Would you set down each line of the data below exactly?

══════════

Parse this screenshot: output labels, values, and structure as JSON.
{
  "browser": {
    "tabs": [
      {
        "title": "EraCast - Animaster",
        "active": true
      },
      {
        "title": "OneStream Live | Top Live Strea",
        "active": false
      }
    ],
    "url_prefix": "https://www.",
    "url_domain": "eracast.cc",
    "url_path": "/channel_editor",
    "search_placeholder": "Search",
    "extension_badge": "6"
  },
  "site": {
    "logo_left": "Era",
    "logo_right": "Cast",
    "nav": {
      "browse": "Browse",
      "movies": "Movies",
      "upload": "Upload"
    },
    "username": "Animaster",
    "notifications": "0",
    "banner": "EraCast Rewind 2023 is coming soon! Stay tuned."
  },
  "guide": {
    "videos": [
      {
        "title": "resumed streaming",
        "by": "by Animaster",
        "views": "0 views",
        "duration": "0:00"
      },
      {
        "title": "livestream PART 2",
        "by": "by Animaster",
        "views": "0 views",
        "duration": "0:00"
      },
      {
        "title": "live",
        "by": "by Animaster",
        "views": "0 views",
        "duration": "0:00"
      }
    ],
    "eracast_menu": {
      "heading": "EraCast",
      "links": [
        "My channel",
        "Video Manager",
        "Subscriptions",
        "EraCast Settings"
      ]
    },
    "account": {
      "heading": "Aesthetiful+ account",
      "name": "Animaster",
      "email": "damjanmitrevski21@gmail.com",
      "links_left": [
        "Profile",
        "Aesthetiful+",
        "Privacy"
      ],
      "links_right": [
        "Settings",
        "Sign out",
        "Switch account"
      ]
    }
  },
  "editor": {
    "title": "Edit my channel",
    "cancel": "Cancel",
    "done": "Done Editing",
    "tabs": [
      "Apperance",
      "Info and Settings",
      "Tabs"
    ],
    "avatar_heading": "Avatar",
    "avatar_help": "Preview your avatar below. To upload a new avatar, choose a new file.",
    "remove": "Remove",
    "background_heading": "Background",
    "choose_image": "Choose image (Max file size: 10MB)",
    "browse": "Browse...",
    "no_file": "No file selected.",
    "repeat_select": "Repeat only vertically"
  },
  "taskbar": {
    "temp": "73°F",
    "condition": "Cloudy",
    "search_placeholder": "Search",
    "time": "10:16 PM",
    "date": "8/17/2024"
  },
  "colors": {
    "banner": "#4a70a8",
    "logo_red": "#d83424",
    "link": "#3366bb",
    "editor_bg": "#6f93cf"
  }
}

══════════

Response box:
Parse this screenshot: output labels, values, and structure as JSON.
{
  "browser": {
    "tabs": [
      {
        "title": "EraCast - Animaster",
        "active": true
      },
      {
        "title": "OneStream Live | Top Live Strea",
        "active": false
      }
    ],
    "url_prefix": "https://www.",
    "url_domain": "eracast.cc",
    "url_path": "/channel_editor",
    "search_placeholder": "Search",
    "extension_badge": "6"
  },
  "site": {
    "logo_left": "Era",
    "logo_right": "Cast",
    "nav": {
      "browse": "Browse",
      "movies": "Movies",
      "upload": "Upload"
    },
    "username": "Animaster",
    "notifications": "0",
    "banner": "EraCast Rewind 2023 is coming soon! Stay tuned."
  },
  "guide": {
    "videos": [
      {
        "title": "resumed streaming",
        "by": "by Animaster",
        "views": "0 views",
        "duration": "0:00"
      },
      {
        "title": "livestream PART 2",
        "by": "by Animaster",
        "views": "0 views",
        "duration": "0:00"
      },
      {
        "title": "live",
        "by": "by Animaster",
        "views": "0 views",
        "duration": "0:00"
      }
    ],
    "eracast_menu": {
      "heading": "EraCast",
      "links": [
        "My channel",
        "Video Manager",
        "Subscriptions",
        "EraCast Settings"
      ]
    },
    "account": {
      "heading": "Aesthetiful+ account",
      "name": "Animaster",
      "email": "damjanmitrevski21@gmail.com",
      "links_left": [
        "Profile",
        "Aesthetiful+",
        "Privacy"
      ],
      "links_right": [
        "Settings",
        "Sign out",
        "Switch account"
      ]
    }
  },
  "editor": {
    "title": "Edit my channel",
    "cancel": "Cancel",
    "done": "Done Editing",
    "tabs": [
      "Apperance",
      "Info and Settings",
      "Tabs"
    ],
    "avatar_heading": "Avatar",
    "avatar_help": "Preview your avatar below. To upload a new avatar, choose a new file.",
    "remove": "Remove",
    "background_heading": "Background",
    "choose_image": "Choose image (Max file size: 10MB)",
    "browse": "Browse...",
    "no_file": "No file selected.",
    "repeat_select": "Repeat only vertically"
  },
  "taskbar": {
    "temp": "73°F",
    "condition": "Cloudy",
    "search_placeholder": "Search",
    "time": "10:16 PM",
    "date": "8/17/2024"
  },
  "colors": {
    "banner": "#4a70a8",
    "logo_red": "#d83424",
    "link": "#3366bb",
    "editor_bg": "#6f93cf"
  }
}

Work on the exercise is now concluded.